**Task objective**
Every entry, from first to last, must be written out exactly.

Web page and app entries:
========================================================================

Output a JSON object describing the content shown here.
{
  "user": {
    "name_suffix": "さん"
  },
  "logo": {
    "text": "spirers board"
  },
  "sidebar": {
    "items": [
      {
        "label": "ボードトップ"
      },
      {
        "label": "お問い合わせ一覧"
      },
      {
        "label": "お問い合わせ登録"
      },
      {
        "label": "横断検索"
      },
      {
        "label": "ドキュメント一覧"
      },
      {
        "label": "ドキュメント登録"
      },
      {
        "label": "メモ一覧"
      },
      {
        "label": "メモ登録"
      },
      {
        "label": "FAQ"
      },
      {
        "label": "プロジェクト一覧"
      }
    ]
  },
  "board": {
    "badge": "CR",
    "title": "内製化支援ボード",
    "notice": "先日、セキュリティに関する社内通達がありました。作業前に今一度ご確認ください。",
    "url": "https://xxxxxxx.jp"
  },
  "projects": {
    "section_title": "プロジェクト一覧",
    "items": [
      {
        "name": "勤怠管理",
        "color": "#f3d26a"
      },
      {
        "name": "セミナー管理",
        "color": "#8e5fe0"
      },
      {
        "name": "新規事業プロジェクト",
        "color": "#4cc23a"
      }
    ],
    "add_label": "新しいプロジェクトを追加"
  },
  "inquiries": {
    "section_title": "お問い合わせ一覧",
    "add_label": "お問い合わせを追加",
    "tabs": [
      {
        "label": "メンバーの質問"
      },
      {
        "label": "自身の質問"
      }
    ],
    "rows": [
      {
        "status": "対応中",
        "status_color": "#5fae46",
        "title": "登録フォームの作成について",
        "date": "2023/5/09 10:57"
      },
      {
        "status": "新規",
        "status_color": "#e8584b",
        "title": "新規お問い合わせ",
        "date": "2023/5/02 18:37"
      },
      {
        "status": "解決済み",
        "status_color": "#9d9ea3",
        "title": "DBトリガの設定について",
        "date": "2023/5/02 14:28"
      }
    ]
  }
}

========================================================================

**Exercise answer**
Output a JSON object describing the content shown here.
{
  "user": {
    "name_suffix": "さん"
  },
  "logo": {
    "text": "spirers board"
  },
  "sidebar": {
    "items": [
      {
        "label": "ボードトップ"
      },
      {
        "label": "お問い合わせ一覧"
      },
      {
        "label": "お問い合わせ登録"
      },
      {
        "label": "横断検索"
      },
      {
        "label": "ドキュメント一覧"
      },
      {
        "label": "ドキュメント登録"
      },
      {
        "label": "メモ一覧"
      },
      {
        "label": "メモ登録"
      },
      {
        "label": "FAQ"
      },
      {
        "label": "プロジェクト一覧"
      }
    ]
  },
  "board": {
    "badge": "CR",
    "title": "内製化支援ボード",
    "notice": "先日、セキュリティに関する社内通達がありました。作業前に今一度ご確認ください。",
    "url": "https://xxxxxxx.jp"
  },
  "projects": {
    "section_title": "プロジェクト一覧",
    "items": [
      {
        "name": "勤怠管理",
        "color": "#f3d26a"
      },
      {
        "name": "セミナー管理",
        "color": "#8e5fe0"
      },
      {
        "name": "新規事業プロジェクト",
        "color": "#4cc23a"
      }
    ],
    "add_label": "新しいプロジェクトを追加"
  },
  "inquiries": {
    "section_title": "お問い合わせ一覧",
    "add_label": "お問い合わせを追加",
    "tabs": [
      {
        "label": "メンバーの質問"
      },
      {
        "label": "自身の質問"
      }
    ],
    "rows": [
      {
        "status": "対応中",
        "status_color": "#5fae46",
        "title": "登録フォームの作成について",
        "date": "2023/5/09 10:57"
      },
      {
        "status": "新規",
        "status_color": "#e8584b",
        "title": "新規お問い合わせ",
        "date": "2023/5/02 18:37"
      },
      {
        "status": "解決済み",
        "status_color": "#9d9ea3",
        "title": "DBトリガの設定について",
        "date": "2023/5/02 14:28"
      }
    ]
  }
}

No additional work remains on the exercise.